Two neonicotinoid seed-treatment pesticides could harm fetuses, says a new report from the European Union.
But Canadian officials say our standards are already below those recommended by the European research team.
Neonicotinoid pesticides are under intense pressure because beekeepers are certain they are contributing to the death of bees.
The pesticides are popular as seed treatments, particularly for corn.
Health Canada’s Pest Management Regulatory Agency has them under review and has already said current practices are “not sustainable.”
The Ontario corn industry has been responding with promises to reduce the use of neonicotinoid pesticides and to change management practices, such as using additives that will reduce the likelihood that the pesticides will be wafted away like dust.
A study by the European food safety agency indicates that acetamiprid and imidacloprid neonicotinoids might harm a fetus’s developing nervous system much as happens with exposure to nicotine.
The study says the chemicals could affect memory, learning ability and motor use.
On that basis, the study recommends lower human exposure standards for the chemicals.

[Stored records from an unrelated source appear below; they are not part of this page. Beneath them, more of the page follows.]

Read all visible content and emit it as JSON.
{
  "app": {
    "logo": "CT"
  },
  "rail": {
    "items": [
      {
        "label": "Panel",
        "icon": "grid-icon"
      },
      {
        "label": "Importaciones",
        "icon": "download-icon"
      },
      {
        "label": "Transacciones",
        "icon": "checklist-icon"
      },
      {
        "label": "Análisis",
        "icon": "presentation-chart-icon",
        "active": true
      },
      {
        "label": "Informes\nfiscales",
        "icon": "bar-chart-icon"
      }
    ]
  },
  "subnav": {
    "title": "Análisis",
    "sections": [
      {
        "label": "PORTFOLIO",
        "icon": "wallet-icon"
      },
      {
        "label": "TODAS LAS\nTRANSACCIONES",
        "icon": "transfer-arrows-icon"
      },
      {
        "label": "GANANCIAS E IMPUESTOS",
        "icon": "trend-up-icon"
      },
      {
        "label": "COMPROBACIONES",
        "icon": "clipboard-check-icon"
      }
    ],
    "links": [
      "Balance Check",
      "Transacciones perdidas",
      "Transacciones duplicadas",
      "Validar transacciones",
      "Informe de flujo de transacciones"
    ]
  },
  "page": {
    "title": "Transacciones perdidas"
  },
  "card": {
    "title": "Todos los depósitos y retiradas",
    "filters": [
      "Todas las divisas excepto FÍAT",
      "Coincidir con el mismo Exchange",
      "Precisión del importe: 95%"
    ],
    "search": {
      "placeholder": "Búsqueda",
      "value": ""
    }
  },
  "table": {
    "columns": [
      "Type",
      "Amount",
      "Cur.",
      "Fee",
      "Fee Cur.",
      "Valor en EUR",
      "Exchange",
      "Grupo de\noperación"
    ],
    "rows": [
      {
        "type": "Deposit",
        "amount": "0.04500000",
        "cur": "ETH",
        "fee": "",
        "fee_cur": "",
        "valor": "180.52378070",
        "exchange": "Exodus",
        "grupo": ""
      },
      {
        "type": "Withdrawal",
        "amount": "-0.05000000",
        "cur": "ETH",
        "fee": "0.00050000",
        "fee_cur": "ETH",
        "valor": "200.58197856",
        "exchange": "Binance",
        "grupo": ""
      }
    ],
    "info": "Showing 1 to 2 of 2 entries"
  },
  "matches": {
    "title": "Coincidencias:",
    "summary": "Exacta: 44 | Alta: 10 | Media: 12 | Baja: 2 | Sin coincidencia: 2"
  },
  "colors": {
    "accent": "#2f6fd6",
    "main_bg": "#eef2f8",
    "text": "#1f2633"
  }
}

The Toronto Star reports that a Health Canada officials says Canada’s tolerance levels are already lower than those proposed by the European food-safety agency.